Source data |
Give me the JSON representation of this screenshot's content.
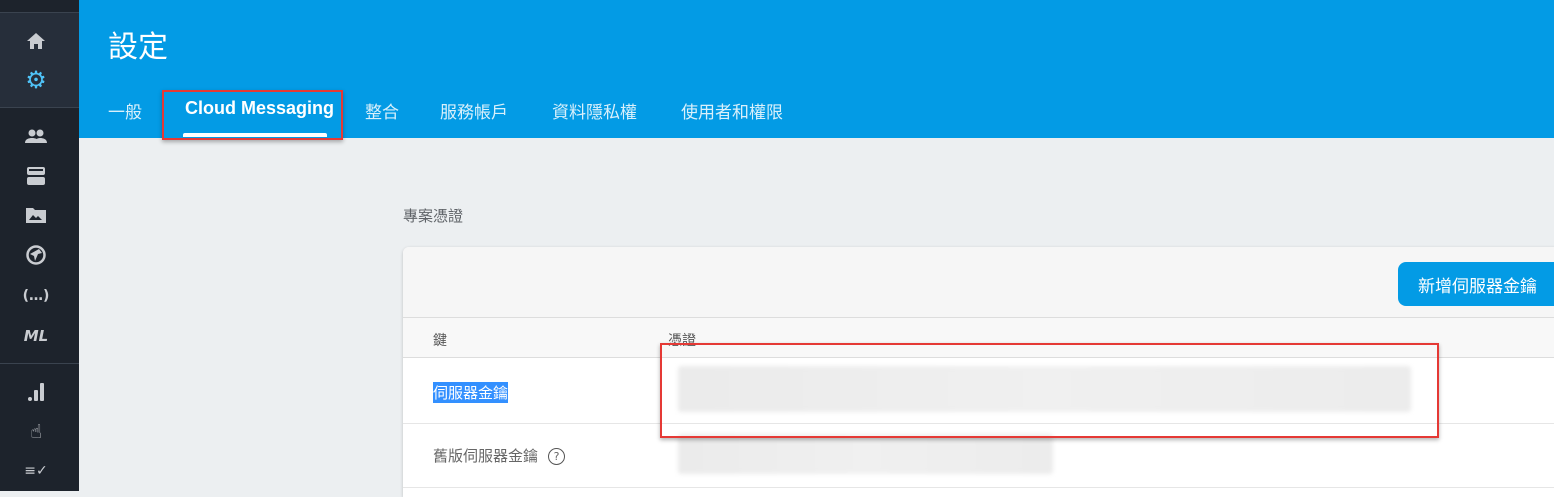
{
  "sidebar": {
    "items": [
      {
        "icon": "home-icon",
        "glyph": "⌂"
      },
      {
        "icon": "gear-icon",
        "glyph": "⚙"
      },
      {
        "icon": "users-icon",
        "glyph": "👥"
      },
      {
        "icon": "database-icon",
        "glyph": "☰"
      },
      {
        "icon": "storage-folder-icon",
        "glyph": "▬"
      },
      {
        "icon": "hosting-globe-icon",
        "glyph": "◍"
      },
      {
        "icon": "functions-icon",
        "glyph": "(…)"
      },
      {
        "icon": "ml-icon",
        "glyph": "ML"
      },
      {
        "icon": "analytics-icon",
        "glyph": ".ıl"
      },
      {
        "icon": "touch-icon",
        "glyph": "☝"
      },
      {
        "icon": "checklist-icon",
        "glyph": "≡✓"
      }
    ],
    "active_color": "#4fc3f7"
  },
  "header": {
    "title": "設定",
    "tabs": [
      {
        "label": "一般"
      },
      {
        "label": "Cloud Messaging",
        "active": true
      },
      {
        "label": "整合"
      },
      {
        "label": "服務帳戶"
      },
      {
        "label": "資料隱私權"
      },
      {
        "label": "使用者和權限"
      }
    ],
    "color": "#039be5"
  },
  "main": {
    "section_label": "專案憑證",
    "add_button": "新增伺服器金鑰",
    "columns": [
      "鍵",
      "憑證"
    ],
    "rows": [
      {
        "key": "伺服器金鑰",
        "selected": true
      },
      {
        "key": "舊版伺服器金鑰",
        "help": "?"
      }
    ]
  },
  "highlight_color": "#e53935"
}
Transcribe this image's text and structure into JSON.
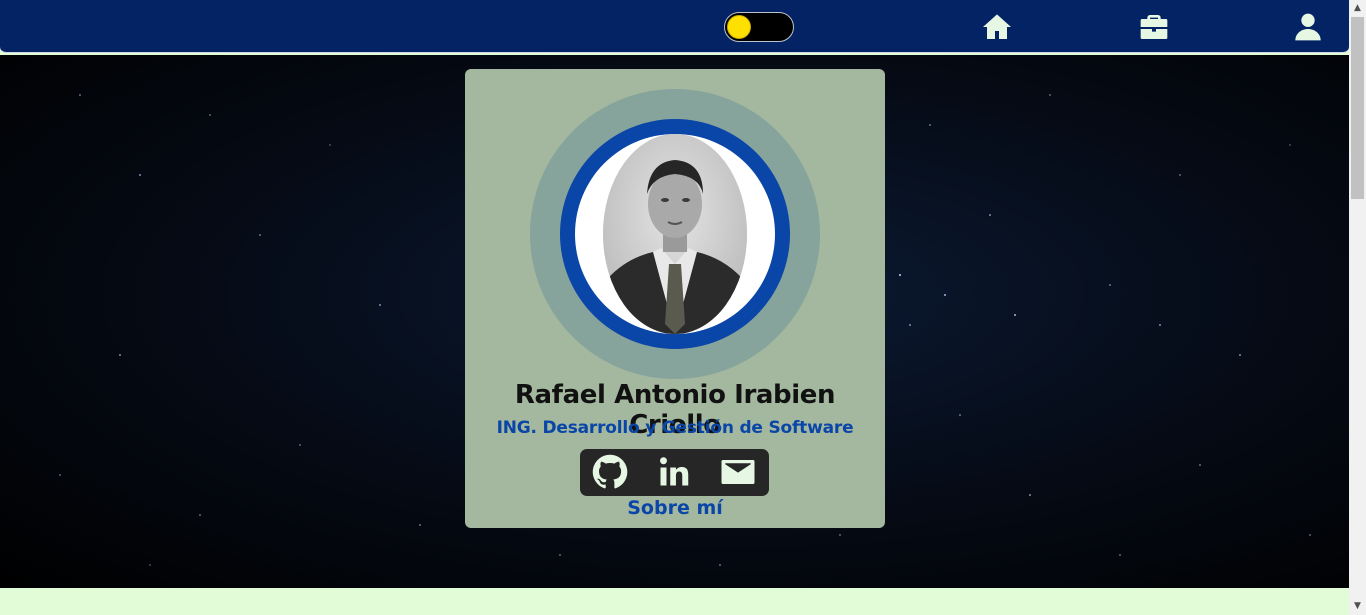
{
  "theme": {
    "navbar_bg": "#032365",
    "card_bg": "#a3b89e",
    "accent_blue": "#0a45a8",
    "icon_color": "#e6f7e3",
    "toggle_knob": "#ffe000"
  },
  "navbar": {
    "theme_toggle": {
      "state": "off",
      "knob_color": "#ffe000"
    },
    "icons": [
      "home-icon",
      "briefcase-icon",
      "user-icon"
    ]
  },
  "profile": {
    "name": "Rafael Antonio Irabien Criollo",
    "title": "ING. Desarrollo y Gestión de Software",
    "about_link": "Sobre mí",
    "socials": [
      "github-icon",
      "linkedin-icon",
      "mail-icon"
    ]
  }
}
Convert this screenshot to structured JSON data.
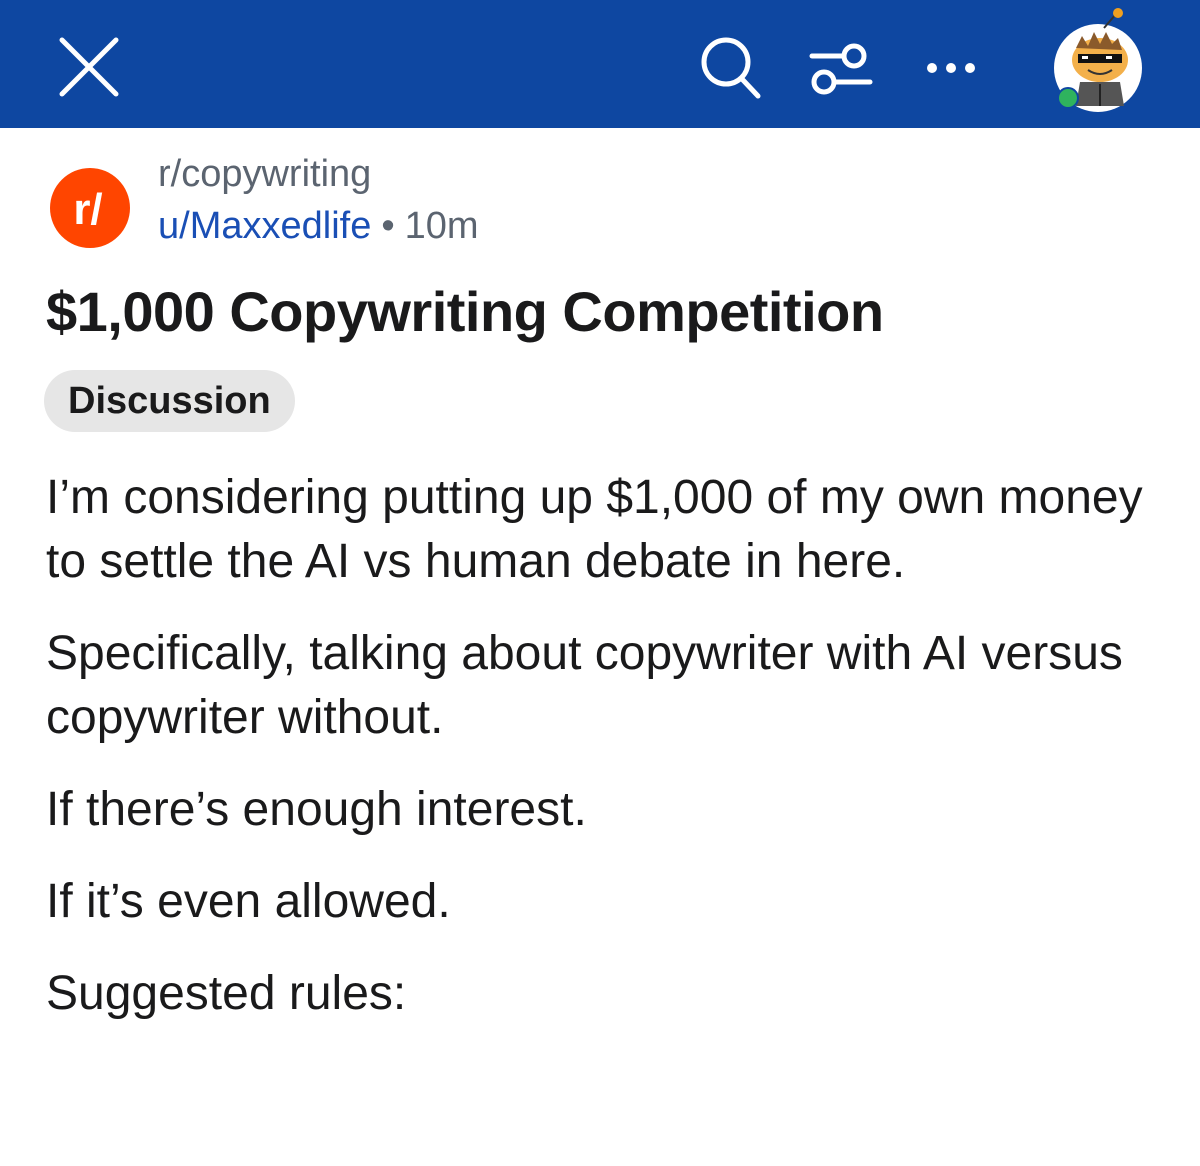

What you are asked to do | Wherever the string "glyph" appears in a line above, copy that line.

Output |
        "glyph": "⌂"
        "glyph": "⚙"
        "glyph": "👥"
        "glyph": "☰"
        "glyph": "▬"
        "glyph": "◍"
        "glyph": "(…)"
        "glyph": "ML"
        "glyph": ".ıl"
        "glyph": "☝"
        "glyph": "≡✓"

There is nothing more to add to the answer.